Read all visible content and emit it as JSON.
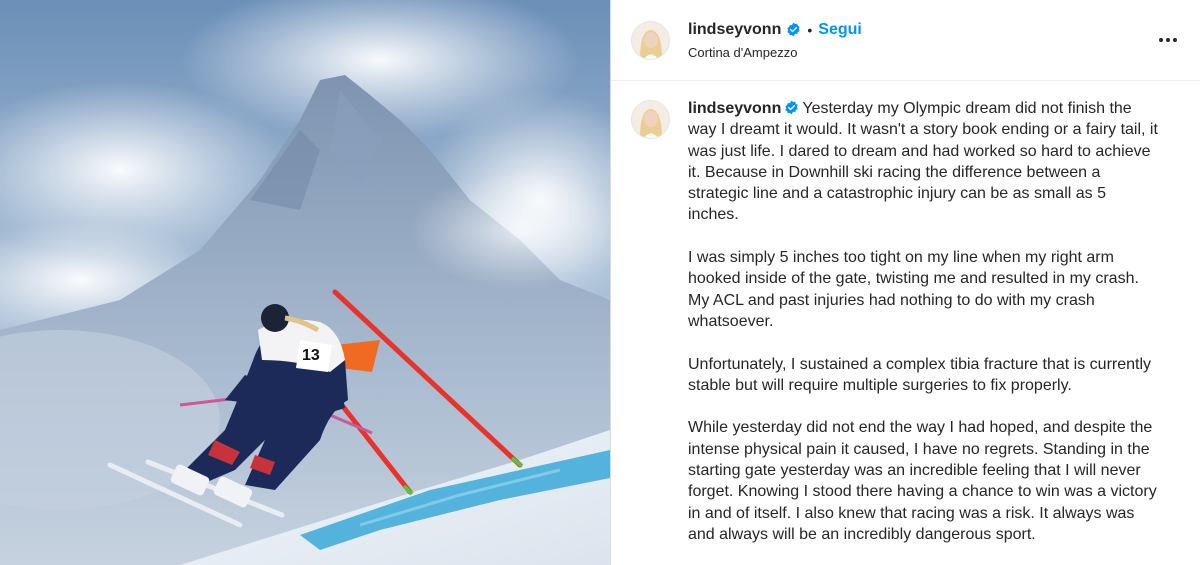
{
  "post": {
    "username": "lindseyvonn",
    "follow_label": "Segui",
    "separator": "•",
    "location": "Cortina d'Ampezzo",
    "more_icon": "more-horizontal-icon",
    "image": {
      "bib_number": "13"
    }
  },
  "caption": {
    "username": "lindseyvonn",
    "paragraphs": [
      "Yesterday my Olympic dream did not finish the way I dreamt it would. It wasn't a story book ending or a fairy tail, it was just life. I dared to dream and had worked so hard to achieve it. Because in Downhill ski racing the difference between a strategic line and a catastrophic injury can be as small as 5 inches.",
      "I was simply 5 inches too tight on my line when my right arm hooked inside of the gate, twisting me and resulted in my crash. My ACL and past injuries had nothing to do with my crash whatsoever.",
      "Unfortunately, I sustained a complex tibia fracture that is currently stable but will require multiple surgeries to fix properly.",
      "While yesterday did not end the way I had hoped, and despite the intense physical pain it caused, I have no regrets. Standing in the starting gate yesterday was an incredible feeling that I will never forget. Knowing I stood there having a chance to win was a victory in and of itself. I also knew that racing was a risk. It always was and always will be an incredibly dangerous sport."
    ]
  },
  "colors": {
    "follow": "#0095f6",
    "verified": "#0095f6",
    "text": "#262626"
  }
}
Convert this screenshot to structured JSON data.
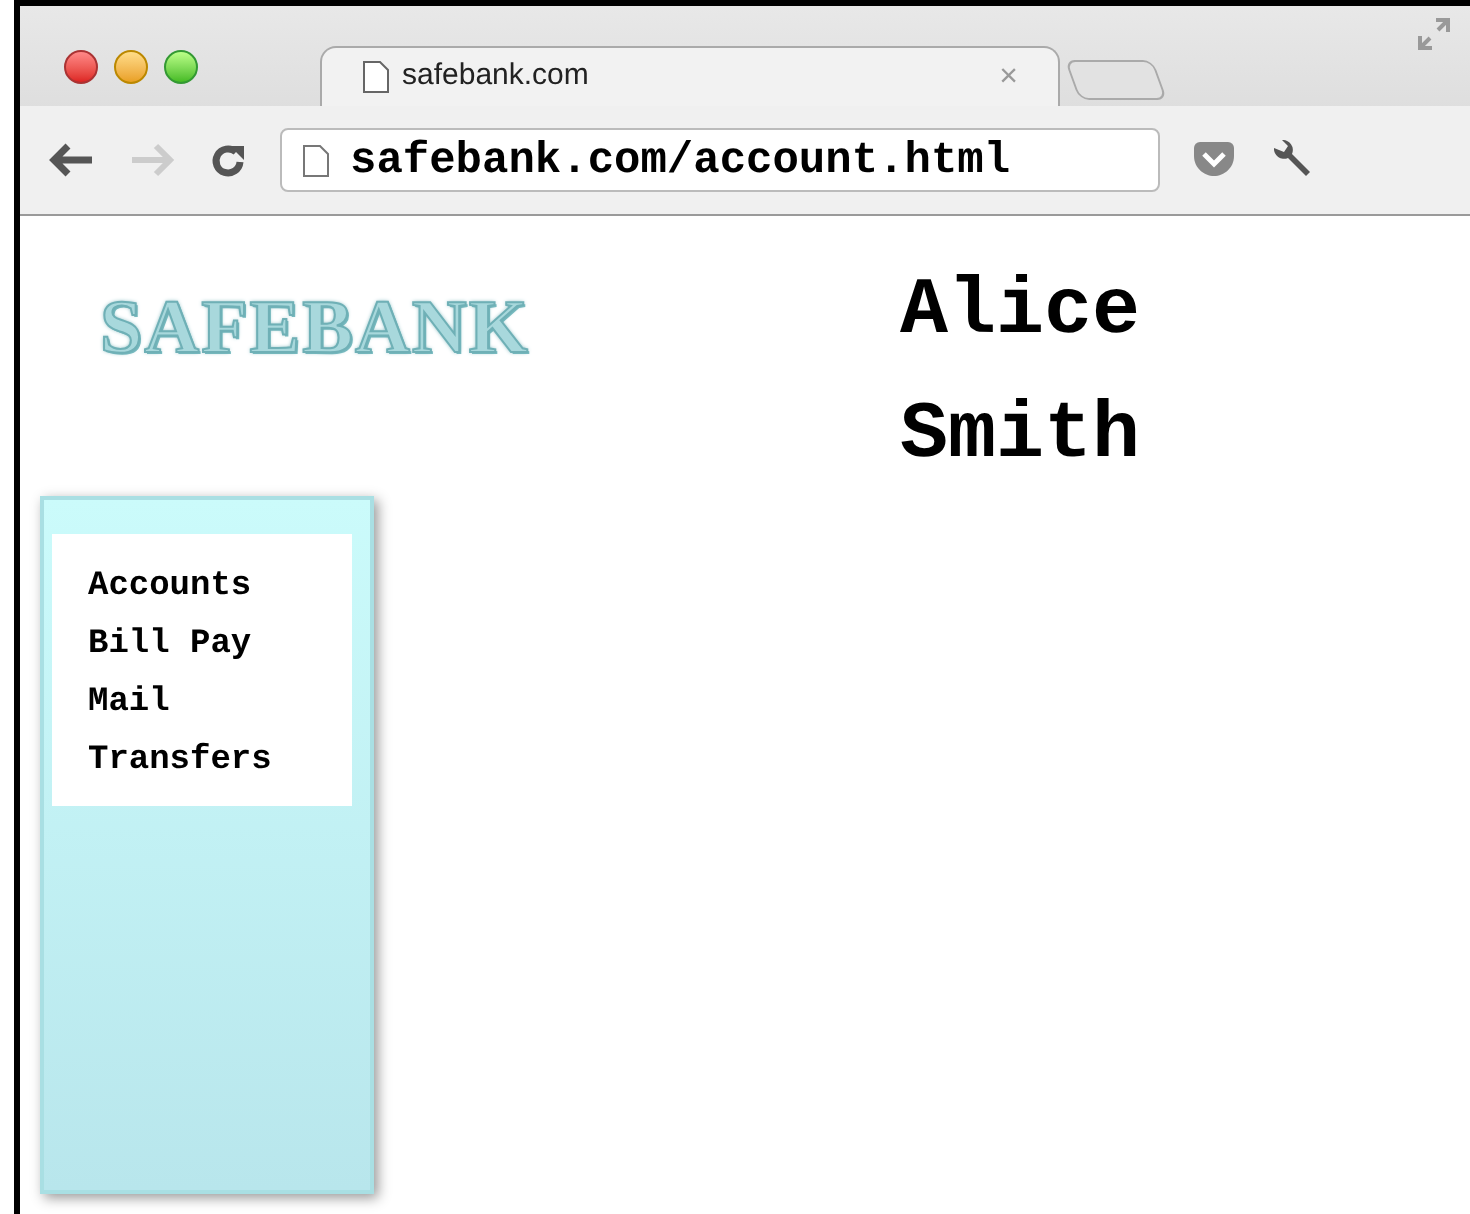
{
  "browser": {
    "tab": {
      "title": "safebank.com",
      "close": "×"
    },
    "address": "safebank.com/account.html"
  },
  "logo": "SAFEBANK",
  "user_name": "Alice Smith",
  "nav": [
    {
      "label": "Accounts"
    },
    {
      "label": "Bill Pay"
    },
    {
      "label": "Mail"
    },
    {
      "label": "Transfers"
    }
  ]
}
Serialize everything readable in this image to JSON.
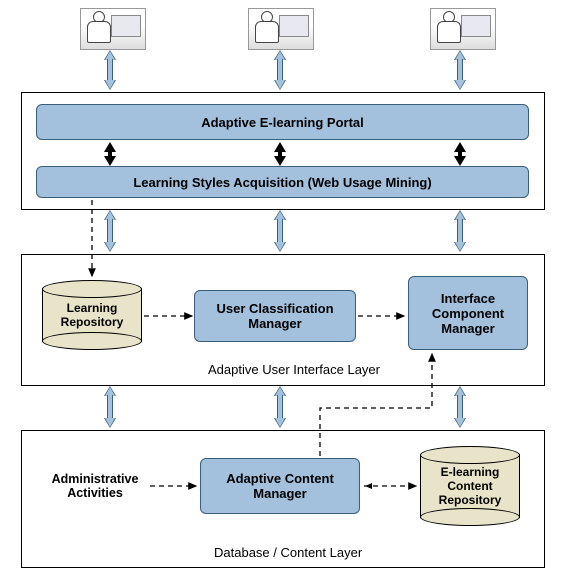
{
  "layers": {
    "portal": "Adaptive E-learning Portal",
    "lsa": "Learning Styles Acquisition (Web Usage Mining)",
    "learning_repo": "Learning\nRepository",
    "user_class_mgr": "User Classification\nManager",
    "interface_comp_mgr": "Interface\nComponent\nManager",
    "aui_layer": "Adaptive User Interface Layer",
    "admin_activities": "Administrative\nActivities",
    "adaptive_content_mgr": "Adaptive Content\nManager",
    "elearning_repo": "E-learning\nContent\nRepository",
    "db_layer": "Database / Content Layer"
  }
}
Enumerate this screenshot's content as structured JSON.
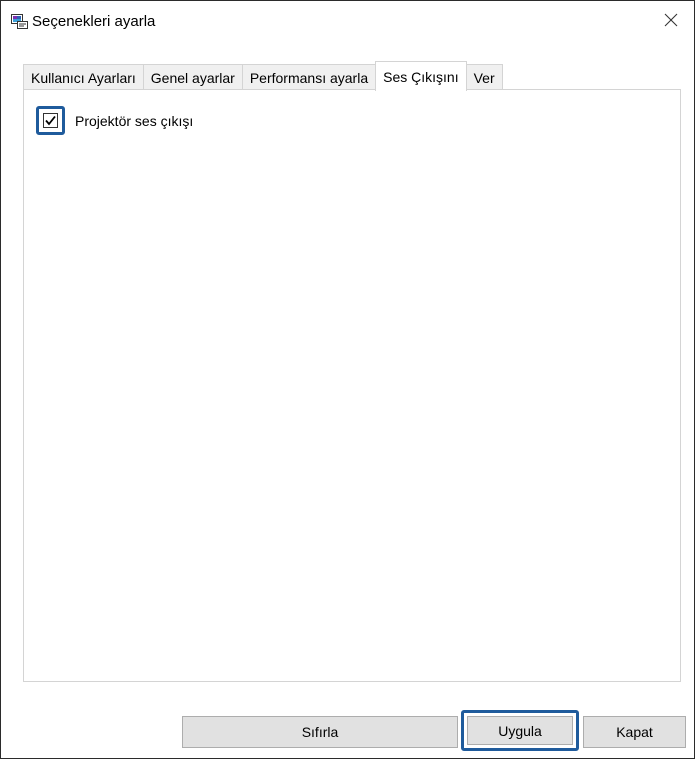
{
  "window": {
    "title": "Seçenekleri ayarla",
    "app_icon": "settings-app-icon",
    "close_icon": "close-icon",
    "close_glyph": "✕"
  },
  "tabs": [
    {
      "label": "Kullanıcı Ayarları",
      "active": false
    },
    {
      "label": "Genel ayarlar",
      "active": false
    },
    {
      "label": "Performansı ayarla",
      "active": false
    },
    {
      "label": "Ses Çıkışını",
      "active": true
    },
    {
      "label": "Ver",
      "active": false
    }
  ],
  "panel": {
    "checkbox": {
      "label": "Projektör ses çıkışı",
      "checked": true,
      "check_glyph": "✔"
    }
  },
  "buttons": {
    "reset_label": "Sıfırla",
    "apply_label": "Uygula",
    "close_label": "Kapat"
  },
  "colors": {
    "highlight": "#1f5b9c",
    "button_bg": "#e1e1e1",
    "tab_inactive_bg": "#f0f0f0"
  }
}
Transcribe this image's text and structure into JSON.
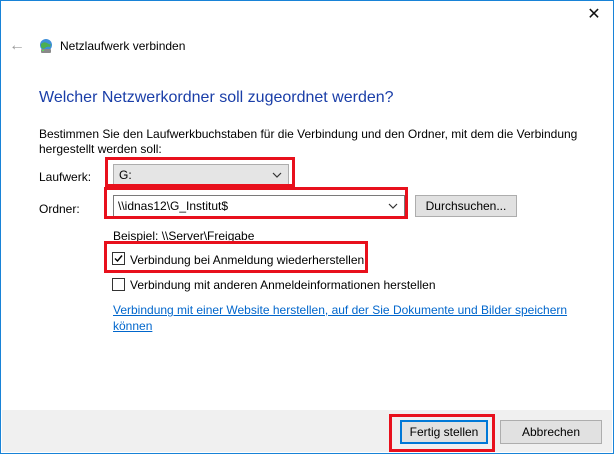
{
  "window": {
    "title": "Netzlaufwerk verbinden",
    "close_glyph": "✕",
    "back_glyph": "←"
  },
  "main": {
    "heading": "Welcher Netzwerkordner soll zugeordnet werden?",
    "description": "Bestimmen Sie den Laufwerkbuchstaben für die Verbindung und den Ordner, mit dem die Verbindung hergestellt werden soll:",
    "drive_label": "Laufwerk:",
    "drive_value": "G:",
    "folder_label": "Ordner:",
    "folder_value": "\\\\idnas12\\G_Institut$",
    "browse_label": "Durchsuchen...",
    "example": "Beispiel: \\\\Server\\Freigabe",
    "reconnect_label": "Verbindung bei Anmeldung wiederherstellen",
    "reconnect_checked": true,
    "other_creds_label": "Verbindung mit anderen Anmeldeinformationen herstellen",
    "other_creds_checked": false,
    "website_link": "Verbindung mit einer Website herstellen, auf der Sie Dokumente und Bilder speichern können"
  },
  "footer": {
    "finish_label": "Fertig stellen",
    "cancel_label": "Abbrechen"
  },
  "colors": {
    "accent": "#0078d7",
    "heading": "#1a3ea8",
    "highlight": "#e8101c",
    "link": "#0066cc"
  }
}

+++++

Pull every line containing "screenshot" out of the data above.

Convert this screenshot to structured JSON data.
Enumerate this screenshot's content as structured JSON.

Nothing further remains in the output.